VATICAN CITY - The pontiff gave an interview to Reuters in which he shut down the possibility that he could be forced to leave his role on health grounds. “We don’t know when it will happen, it will be the will of God.” Among the various topics discussed was abortion which Francis compared to “hiring a hit man.”

 In an interview given to Reuters Pope Francis was quick to shutdown the rumours that have been circling about his possible resignation from the papacy. “Resigning? It has never crossed my mind. For the moment definitely not.
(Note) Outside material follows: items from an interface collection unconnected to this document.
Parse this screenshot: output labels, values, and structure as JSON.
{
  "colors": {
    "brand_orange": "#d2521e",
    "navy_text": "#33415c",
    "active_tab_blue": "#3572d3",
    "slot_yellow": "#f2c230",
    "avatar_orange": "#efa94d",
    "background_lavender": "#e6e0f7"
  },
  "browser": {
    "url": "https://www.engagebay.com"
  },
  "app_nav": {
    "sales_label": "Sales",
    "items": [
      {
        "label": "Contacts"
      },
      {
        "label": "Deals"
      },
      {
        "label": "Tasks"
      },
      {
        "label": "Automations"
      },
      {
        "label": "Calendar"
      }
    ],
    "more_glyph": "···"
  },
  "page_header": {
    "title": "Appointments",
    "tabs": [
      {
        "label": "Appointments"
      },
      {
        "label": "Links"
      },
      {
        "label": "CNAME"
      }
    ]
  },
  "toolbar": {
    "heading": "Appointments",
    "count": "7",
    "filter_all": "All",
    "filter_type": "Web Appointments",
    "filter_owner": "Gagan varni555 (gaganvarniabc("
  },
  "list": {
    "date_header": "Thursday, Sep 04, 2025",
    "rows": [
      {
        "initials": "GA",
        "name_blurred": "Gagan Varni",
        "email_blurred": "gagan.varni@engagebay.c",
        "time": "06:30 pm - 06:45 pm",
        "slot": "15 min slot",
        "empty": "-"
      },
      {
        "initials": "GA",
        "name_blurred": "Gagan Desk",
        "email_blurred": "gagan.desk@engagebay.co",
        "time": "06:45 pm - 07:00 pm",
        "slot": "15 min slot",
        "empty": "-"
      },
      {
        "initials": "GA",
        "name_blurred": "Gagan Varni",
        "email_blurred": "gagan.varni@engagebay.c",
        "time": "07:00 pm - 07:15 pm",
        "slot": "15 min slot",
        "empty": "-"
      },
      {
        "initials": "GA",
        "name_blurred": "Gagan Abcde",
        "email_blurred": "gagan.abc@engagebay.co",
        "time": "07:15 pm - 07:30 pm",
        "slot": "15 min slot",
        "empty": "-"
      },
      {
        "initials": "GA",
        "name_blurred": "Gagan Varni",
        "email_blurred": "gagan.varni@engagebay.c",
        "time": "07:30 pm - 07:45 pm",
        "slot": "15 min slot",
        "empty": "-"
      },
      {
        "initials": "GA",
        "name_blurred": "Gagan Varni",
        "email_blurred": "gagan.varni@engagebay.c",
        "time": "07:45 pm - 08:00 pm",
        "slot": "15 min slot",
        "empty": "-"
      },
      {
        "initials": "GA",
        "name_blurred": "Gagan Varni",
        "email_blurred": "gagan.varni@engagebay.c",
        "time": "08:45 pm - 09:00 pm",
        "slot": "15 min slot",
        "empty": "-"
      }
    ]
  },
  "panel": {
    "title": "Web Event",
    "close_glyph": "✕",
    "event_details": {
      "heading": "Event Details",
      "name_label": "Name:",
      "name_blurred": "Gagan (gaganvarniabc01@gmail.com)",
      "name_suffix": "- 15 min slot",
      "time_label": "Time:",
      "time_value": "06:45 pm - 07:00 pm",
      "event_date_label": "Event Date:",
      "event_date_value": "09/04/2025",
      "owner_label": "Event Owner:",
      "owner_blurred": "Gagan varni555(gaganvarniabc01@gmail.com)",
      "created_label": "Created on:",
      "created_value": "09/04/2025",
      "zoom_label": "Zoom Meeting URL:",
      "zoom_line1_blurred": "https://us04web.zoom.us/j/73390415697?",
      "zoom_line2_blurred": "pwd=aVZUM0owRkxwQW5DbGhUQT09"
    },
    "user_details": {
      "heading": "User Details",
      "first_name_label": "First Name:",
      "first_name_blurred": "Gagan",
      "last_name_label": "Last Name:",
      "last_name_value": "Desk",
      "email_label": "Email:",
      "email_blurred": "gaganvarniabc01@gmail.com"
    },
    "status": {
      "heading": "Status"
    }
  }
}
Seriously.” According to the pope the rumours have been caused by a misreading of certain events in the papal calendar including the nomination of 20 new cardinals and the visit to L’Aquila, where he is set to pray in front of the body of Saint Celestino V.

 The pope dismissed them saying “All of these coincidences have made some people think that some liturgy would take place.”  When asked about when he would stop being the pontiff he replied: “We don’t know when. It will be the will of God.”

 The pope also denied that he had been diagnosed with cancer a year ago when he underwent a six hour heart surgery to remove a colon – a condition that is common in old age. “The operation was a great success.” He specified that his current tumour “Hasn’t stopped me from anything” and branded them as “nothing but rumours. He also added that he didn’t want to have a knee operation because the general anaesthetic from the operation last year had had a cumulative negative effect.

 Talking about the situation in Ukraine, Francis noted that he had been in contact with the Secretary of State, Cardinal Pietro Parolin, and the Russian Foreign Minister, Sergei Lavrov, about a possible visit to Moscow. He first spoke about a possibility visit several months ago, although Moscow had replied that it wasn’t the right moment. He hinted however that this was something that could change. “I would like to go to Ukraine and I want to go to Russia first. “We are in communication about the possibility and I think that the Russian president may give me a small window to serve the cause of peace. After my return from Canada the first thing to do in Russia is to try to help in anyway.”

 To close, Francis spoke about the recent US Supreme Court decision that overturned the historic Roe v Wade ruling that established women’s right to abortion. He strongly condemned abortion comparing it to “The hiring of a hitman. Is it legitimate and right to take away a human life to solve a problem?” The pope was also asked about the possibility of a Catholic priest being personally opposed to abortion but who allowed the right of others to choose and if they could receive communion. “When the church loses its natural teachings, when a bishop loses the traditional way, this causes a political problem. This is all that I can say.”